— EXERCISE REQUIREMENTS —
Below are the records; collect from them each line containing the string "Cronicl".

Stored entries
____

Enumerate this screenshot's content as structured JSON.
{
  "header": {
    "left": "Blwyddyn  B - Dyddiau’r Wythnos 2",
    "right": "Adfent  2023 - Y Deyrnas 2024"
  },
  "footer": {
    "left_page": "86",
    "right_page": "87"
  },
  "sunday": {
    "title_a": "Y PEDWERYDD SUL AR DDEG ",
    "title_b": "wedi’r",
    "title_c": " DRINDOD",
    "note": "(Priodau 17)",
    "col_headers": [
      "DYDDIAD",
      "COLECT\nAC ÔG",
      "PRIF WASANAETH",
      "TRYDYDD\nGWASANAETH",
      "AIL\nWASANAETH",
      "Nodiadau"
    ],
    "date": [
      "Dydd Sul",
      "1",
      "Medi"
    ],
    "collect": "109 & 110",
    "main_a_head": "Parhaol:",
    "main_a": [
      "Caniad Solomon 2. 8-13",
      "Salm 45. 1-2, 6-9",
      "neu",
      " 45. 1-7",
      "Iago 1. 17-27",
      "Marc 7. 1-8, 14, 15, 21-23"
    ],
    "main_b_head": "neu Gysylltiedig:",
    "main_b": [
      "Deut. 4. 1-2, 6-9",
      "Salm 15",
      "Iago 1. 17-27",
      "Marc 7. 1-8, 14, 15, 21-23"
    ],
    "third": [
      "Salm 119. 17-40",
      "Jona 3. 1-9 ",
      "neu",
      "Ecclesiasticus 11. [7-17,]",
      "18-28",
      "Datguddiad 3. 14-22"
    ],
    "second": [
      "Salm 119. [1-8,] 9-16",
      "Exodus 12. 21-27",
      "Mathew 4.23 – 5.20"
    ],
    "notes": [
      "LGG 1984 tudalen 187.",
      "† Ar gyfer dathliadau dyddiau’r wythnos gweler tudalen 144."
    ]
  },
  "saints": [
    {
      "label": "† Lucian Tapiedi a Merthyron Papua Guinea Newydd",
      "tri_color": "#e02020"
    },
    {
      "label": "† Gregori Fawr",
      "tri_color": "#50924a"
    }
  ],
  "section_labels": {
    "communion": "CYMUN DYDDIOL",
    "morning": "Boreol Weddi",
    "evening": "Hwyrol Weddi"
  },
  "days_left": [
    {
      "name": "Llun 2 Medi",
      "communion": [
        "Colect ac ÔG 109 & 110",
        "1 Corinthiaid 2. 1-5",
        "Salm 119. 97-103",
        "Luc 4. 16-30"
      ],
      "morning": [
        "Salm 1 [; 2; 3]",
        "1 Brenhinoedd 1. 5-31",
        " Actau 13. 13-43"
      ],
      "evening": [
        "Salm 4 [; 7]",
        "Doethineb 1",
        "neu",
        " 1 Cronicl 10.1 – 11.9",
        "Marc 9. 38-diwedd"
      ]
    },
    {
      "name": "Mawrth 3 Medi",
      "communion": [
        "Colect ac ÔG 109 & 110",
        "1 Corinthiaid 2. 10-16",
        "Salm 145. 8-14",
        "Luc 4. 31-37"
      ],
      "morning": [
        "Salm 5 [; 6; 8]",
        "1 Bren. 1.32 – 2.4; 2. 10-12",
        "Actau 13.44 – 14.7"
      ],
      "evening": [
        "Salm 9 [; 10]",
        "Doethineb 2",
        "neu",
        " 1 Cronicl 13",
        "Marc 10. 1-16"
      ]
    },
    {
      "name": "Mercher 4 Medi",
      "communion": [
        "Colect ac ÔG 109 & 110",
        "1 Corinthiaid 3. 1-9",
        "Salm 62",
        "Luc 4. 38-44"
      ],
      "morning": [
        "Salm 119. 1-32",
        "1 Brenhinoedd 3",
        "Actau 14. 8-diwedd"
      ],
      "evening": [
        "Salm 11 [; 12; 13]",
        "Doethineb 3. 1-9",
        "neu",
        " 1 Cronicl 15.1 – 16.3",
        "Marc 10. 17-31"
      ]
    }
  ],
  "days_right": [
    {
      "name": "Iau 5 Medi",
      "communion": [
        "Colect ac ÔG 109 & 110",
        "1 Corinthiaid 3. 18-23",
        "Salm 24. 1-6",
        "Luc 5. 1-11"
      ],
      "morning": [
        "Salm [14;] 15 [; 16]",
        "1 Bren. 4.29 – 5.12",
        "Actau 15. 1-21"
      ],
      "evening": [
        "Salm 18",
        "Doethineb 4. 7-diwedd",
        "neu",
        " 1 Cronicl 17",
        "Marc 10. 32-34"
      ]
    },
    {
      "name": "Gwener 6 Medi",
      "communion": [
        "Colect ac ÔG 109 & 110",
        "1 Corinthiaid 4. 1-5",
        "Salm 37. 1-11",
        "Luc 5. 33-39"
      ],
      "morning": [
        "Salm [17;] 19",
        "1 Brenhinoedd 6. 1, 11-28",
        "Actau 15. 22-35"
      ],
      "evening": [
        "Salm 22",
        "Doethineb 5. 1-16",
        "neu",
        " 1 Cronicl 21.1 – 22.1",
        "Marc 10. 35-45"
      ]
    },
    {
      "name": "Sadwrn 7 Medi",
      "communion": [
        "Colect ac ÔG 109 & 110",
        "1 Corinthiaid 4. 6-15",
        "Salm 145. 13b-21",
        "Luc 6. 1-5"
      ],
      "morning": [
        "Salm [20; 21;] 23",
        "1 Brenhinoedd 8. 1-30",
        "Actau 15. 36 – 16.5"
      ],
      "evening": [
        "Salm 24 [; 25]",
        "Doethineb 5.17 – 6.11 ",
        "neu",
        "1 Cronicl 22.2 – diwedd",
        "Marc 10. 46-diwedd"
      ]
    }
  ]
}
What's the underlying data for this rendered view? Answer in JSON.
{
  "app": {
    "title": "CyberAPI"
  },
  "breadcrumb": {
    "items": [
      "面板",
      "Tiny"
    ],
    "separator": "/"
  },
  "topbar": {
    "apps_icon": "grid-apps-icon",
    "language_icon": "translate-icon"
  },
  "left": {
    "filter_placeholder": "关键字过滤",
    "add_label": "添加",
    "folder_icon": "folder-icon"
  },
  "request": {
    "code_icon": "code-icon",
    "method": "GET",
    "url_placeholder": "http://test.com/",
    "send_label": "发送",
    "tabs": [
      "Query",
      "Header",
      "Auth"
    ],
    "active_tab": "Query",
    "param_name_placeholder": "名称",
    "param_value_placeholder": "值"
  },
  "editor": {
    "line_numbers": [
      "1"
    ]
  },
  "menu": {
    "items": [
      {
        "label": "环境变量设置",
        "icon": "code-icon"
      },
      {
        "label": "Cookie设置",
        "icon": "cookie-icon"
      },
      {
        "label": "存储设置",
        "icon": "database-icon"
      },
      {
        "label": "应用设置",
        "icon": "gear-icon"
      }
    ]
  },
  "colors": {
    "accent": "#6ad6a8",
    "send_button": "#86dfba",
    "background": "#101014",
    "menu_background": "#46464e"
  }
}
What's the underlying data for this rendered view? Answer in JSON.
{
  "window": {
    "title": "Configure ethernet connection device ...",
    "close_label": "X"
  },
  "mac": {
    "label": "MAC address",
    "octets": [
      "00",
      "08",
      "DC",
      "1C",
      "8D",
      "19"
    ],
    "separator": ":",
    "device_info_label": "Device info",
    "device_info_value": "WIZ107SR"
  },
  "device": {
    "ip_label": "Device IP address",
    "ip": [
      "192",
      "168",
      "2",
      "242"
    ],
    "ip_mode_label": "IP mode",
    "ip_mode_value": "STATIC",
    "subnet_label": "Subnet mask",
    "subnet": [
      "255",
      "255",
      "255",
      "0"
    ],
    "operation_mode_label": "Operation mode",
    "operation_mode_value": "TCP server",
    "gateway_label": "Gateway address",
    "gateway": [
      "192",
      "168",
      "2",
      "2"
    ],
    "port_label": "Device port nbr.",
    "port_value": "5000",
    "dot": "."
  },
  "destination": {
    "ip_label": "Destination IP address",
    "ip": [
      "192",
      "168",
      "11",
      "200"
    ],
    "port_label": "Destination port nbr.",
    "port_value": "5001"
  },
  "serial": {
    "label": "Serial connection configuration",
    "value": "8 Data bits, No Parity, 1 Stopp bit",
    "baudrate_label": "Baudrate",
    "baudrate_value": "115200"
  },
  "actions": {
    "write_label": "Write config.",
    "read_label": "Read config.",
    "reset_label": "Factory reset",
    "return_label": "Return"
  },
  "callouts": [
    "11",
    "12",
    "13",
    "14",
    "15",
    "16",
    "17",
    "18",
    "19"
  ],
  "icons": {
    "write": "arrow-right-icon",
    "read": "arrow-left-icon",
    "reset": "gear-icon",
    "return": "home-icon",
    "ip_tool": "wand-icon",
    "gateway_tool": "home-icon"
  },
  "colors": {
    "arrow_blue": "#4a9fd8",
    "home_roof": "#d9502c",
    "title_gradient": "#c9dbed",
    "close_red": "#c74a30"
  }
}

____

— TASK SOLUTION —
        " 1 Cronicl 10.1 – 11.9",
        " 1 Cronicl 13",
        " 1 Cronicl 15.1 – 16.3",
        " 1 Cronicl 17",
        " 1 Cronicl 21.1 – 22.1",
        "1 Cronicl 22.2 – diwedd",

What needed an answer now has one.